Prevue asked Eldon Gale, Nationwide Insurance’s Director of Meeting & Event Management, his thoughts on culture and creativity trends for 2011.
Q: How does a destination’s unique cultural attributes influence meetings and incentives?
A: For me it drives the entire selection process—especially with respect to incentives. There is no shortage of excellent cultural institutions in a city to help set the destination off and differentiate it from the competitors. I think this is particularly important in destinations that are not necessarily associated with tourism. Every city has a story to tell, and I believe it’s the planner’s job to showcase the destination for their attendees so they feel like they’ve had a uniquely local experience. For me, that’s the best part of what we do.
Q: What are some creative ways planners can use destinations to create special events?
A: Use your destination as a springboard for creating your event. Get out there and understand what makes the destination special and then weave unique and local experiences into your program. I’m a big proponent of introducing traditional local foods and wines into your events. We like to partner with local artists in creating room gifts for our attendees. Use local musicians at your evening events. Often times this is more budget friendly and supports the local economy.

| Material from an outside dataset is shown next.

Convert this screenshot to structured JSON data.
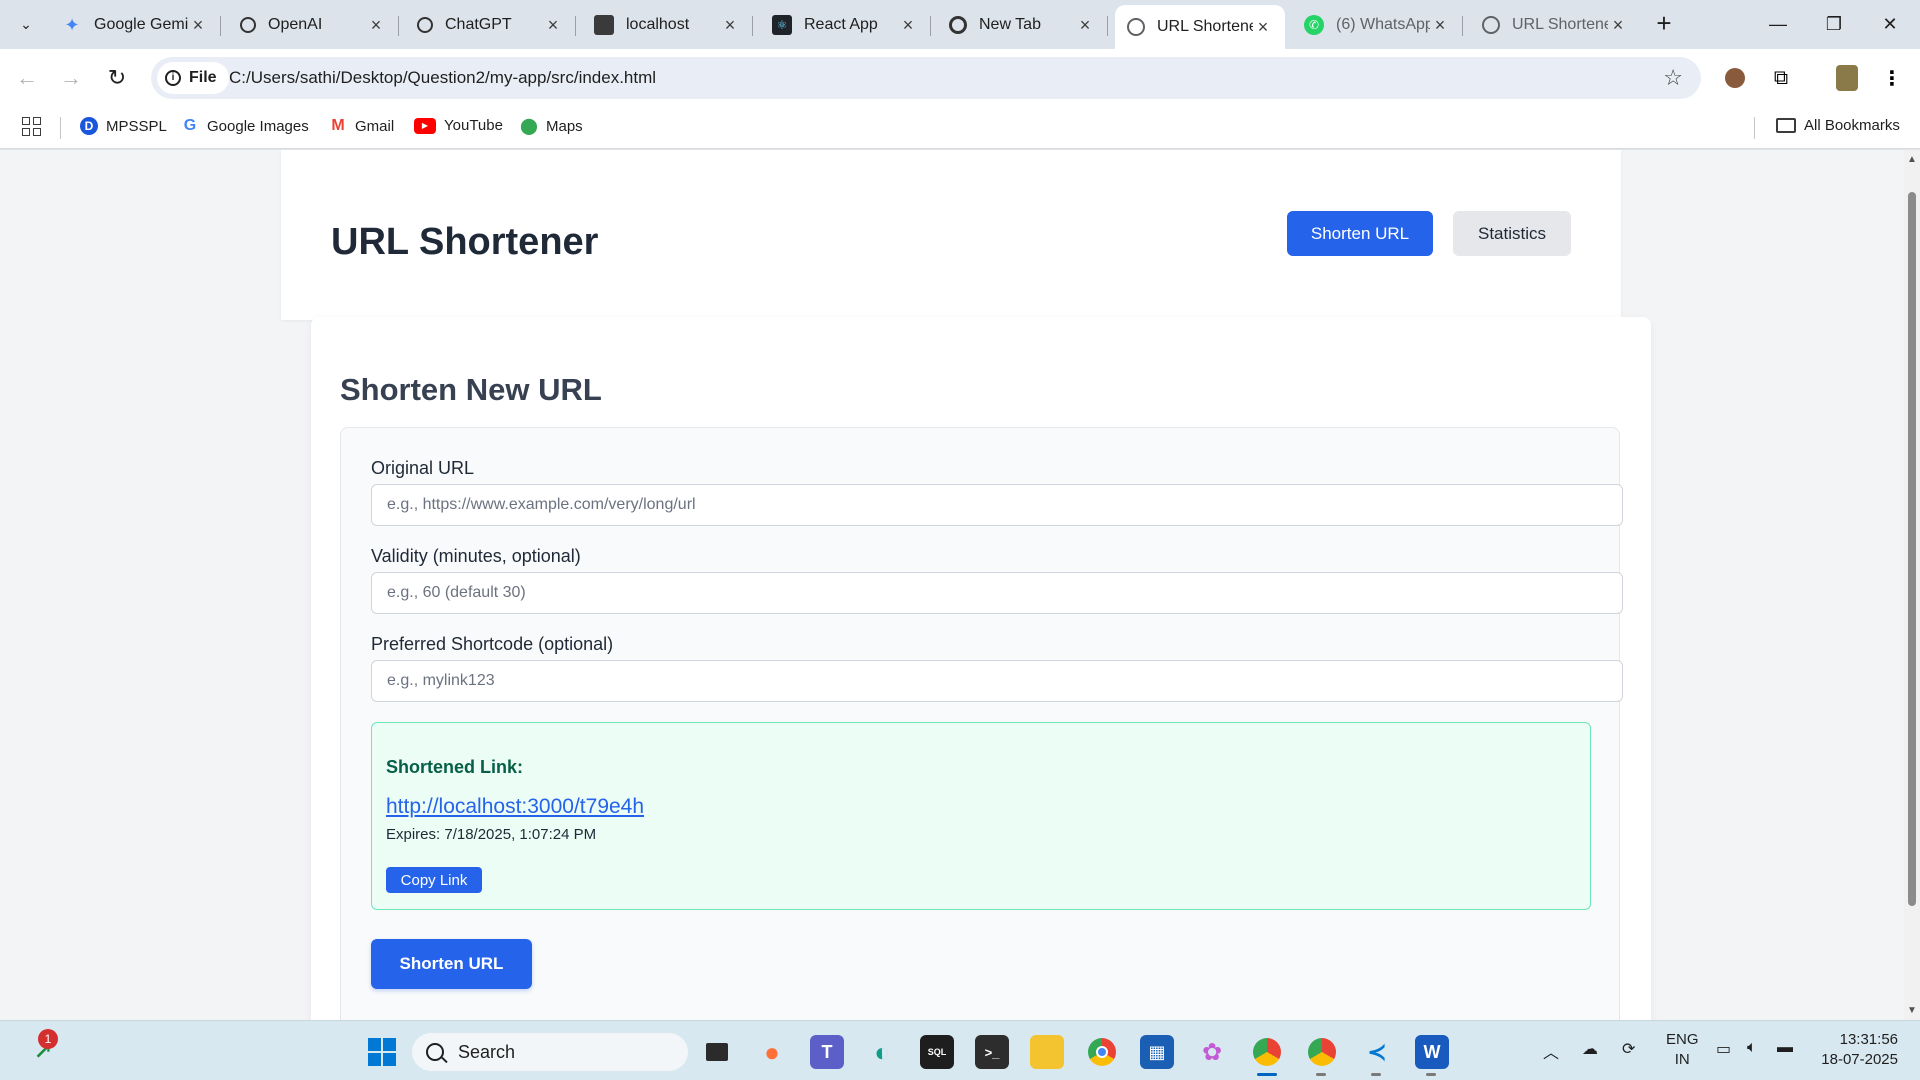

Q: Do you ever tie festivals in with group programs?
A: The options are endless and it just depends on the interests of your group as to what you do. Music, food and art are probably three of the most common festivals you could build on, but don’t discount non-traditional festivals as well. For example, most well-known state fairs attract headline entertainment each summer. Any event like that is a great opportunity to give your attendees something to do in the evenings, especially if you’re doing a basic meeting and don’t have a large budget or evening events planned.
Q: Do you recommend cultural tours where groups can get an insider experience?
A: I think the key here is to give attendees experiences they can’t get themselves. I once attended an event in New York City where the activity was a visit to the NASDAQ building in Times Square to watch the ringing of the closing bell. It was free for the planners of the event and a unique experience that I can say I’ve done. Tours to non-traditional locations like the Federal Reserve in New York, backstage tours at theaters, restaurants of all kinds and museums are always fascinating. Seeing ordinary people at work in jobs that are different from yours can be very interesting and enriching.
Q: How about cultural venues?
A: I’m a big fan of holding offsite dinners at local museums and cultural centers especially when they tell a story that is unique to your destination. Don’t be afraid to look and think outside the box. You’ll be surprised what people will enjoy. Just because it’s common to the locals doesn’t make it common for your attendees.